Last Launch. Discovery, Endeavour, Atlantis
Last Launch. Discovery, Endeavour, Atlantis, by photographer Dan Winters.
Publisher University of Texas Press writes: Americans have been driven to explore beyond the horizon ever since the Pilgrims landed at Plymouth Rock. In the twentieth century, that drive took us to the moon and inspired dreams of setting foot on other planets and voyaging among the stars. The vehicle we built to launch those far journeys was the space shuttle--Columbia, Challenger, Discovery, Atlantis, and Endeavour. This fleet of reusable spacecraft was designed to be our taxi to earth orbit, where we would board spaceships heading for strange new worlds. While the shuttle program never accomplished that goal, its 135 missions sent more than 350 people on a courageous journey into the unknown.
Last Launch is a stunning photographic tribute to America's space shuttle program. Dan Winters was one of only a handful of photographers to whom NASA gave close-range access to photograph the last launches of Discovery, Atlantis, and Endeavour. Positioning automatically controlled cameras at strategic points around the launch pad--some as close as seven hundred feet--he recorded images of take-offs that capture the incredible power and transcendent beauty of the blast that sends the shuttle hurtling into space. Winters also takes us on a visual tour of the shuttle as a marvel of technology--from the crew spaces with their complex instrumentation, to the massive engines that propelled the shuttle, to the enormous vehicle assembly building where the shuttles were prepared for flight.
Dan Winters has a passion that's completely alien to me: he is fascinated by the NASA space program. U.S. space exploration never made me dream nor even bat an eyelid. Yet, when i read a 3 line-long review of his book in a free men's magazine in London, i knew i needed to get a review copy. Because i might not be into astronauts and giant leaps for mankind but photography is something i respond to. And Last Launch is all about that: jaw dropping images of engineering marvels and explosive lift off. Even the black and sepia archive photos (not by Winters) that illustrate the introduction texts are magnificent.
Speaking of introduction! The photo book starts with a series of essays. One by the photographer who tells of a long love for space adventures that started as a kid watching the Apollo 11 launch broacast live on the family's new tv set on July 16, 1969. The second essay was written by Al Reinert, director and producer of For All Mankind, a 1989 Award-winning documentary about NASA's Apollo program. The film maker charts the successful and unsuccessful episodes that make the history of the transport system that propels Earth-bound humans into low orbit. Some of the anecdotes he shares are dramatic, others are slightly laughable such as the Coke-Pepsi taste test that took place on board of the Challenger in 1985 to determine which beverage taste more like itself in zero gravity. Coke won, Reinert explains, because they manufactured a zero-gravity soda can. Pepsi didn't bother.

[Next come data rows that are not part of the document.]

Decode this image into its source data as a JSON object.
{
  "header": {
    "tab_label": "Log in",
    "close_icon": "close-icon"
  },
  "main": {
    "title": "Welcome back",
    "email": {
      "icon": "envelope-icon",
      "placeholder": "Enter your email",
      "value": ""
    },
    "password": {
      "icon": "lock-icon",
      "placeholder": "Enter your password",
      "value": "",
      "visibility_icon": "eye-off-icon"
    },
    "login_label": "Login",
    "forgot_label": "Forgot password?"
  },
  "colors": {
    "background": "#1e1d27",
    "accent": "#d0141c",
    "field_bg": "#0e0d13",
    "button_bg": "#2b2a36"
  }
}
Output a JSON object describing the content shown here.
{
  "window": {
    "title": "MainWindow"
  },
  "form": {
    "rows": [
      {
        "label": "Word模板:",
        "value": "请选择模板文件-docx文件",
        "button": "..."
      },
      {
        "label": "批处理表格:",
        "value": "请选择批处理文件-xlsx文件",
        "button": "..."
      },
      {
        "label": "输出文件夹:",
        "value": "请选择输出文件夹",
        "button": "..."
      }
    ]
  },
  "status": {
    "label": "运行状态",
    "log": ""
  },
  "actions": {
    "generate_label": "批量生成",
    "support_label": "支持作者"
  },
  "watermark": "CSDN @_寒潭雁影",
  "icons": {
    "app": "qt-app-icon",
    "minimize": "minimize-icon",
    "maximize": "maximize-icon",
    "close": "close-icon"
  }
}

A third text is the rather short and moving account by former astronaut Mark Kelly of the few moments before the take off of STS-134 (one of the very last missions of NASA's Space Shuttle program) on May 16, 2011.
A final text at the back of the book brings an answer to the question i've been asking myself while flipping through the pages. How does he make it? How can he get so close to the spectacular liftoffs?
Dan Winters was one of only a handful of photographers to whom NASA gave close-range access to photograph the last launches of Discovery, Atlantis, and Endeavour. "Close-range" shouldn't be taken too literally though. When they launch, space shuttles are surrounded by an evacuation zone that stretched up to three miles (almost 5 km) in all directions.
The cameras had to be remotely activated. The day before lift-off, Winters places them, up to 9 at a time, around the launchpad, the closest located 700 feet (213 m) from the shuttle itself. Winters calculates the type of photo to shoot according to shuttle's path, he sets the frame, checks the focus point, attaches to the cameras custom-made electronic triggers that are sensitive to sound and fire at five frames per second in response to the rockets igniting. He also has to use sandbags to minimize camera shake, and cover the equipment with plastic to protect it from the rain.
If there's one person who might finally get me interested in the NASA adventures, it's Dan Winters. Pity the Space Shuttle was retired from service two years ago.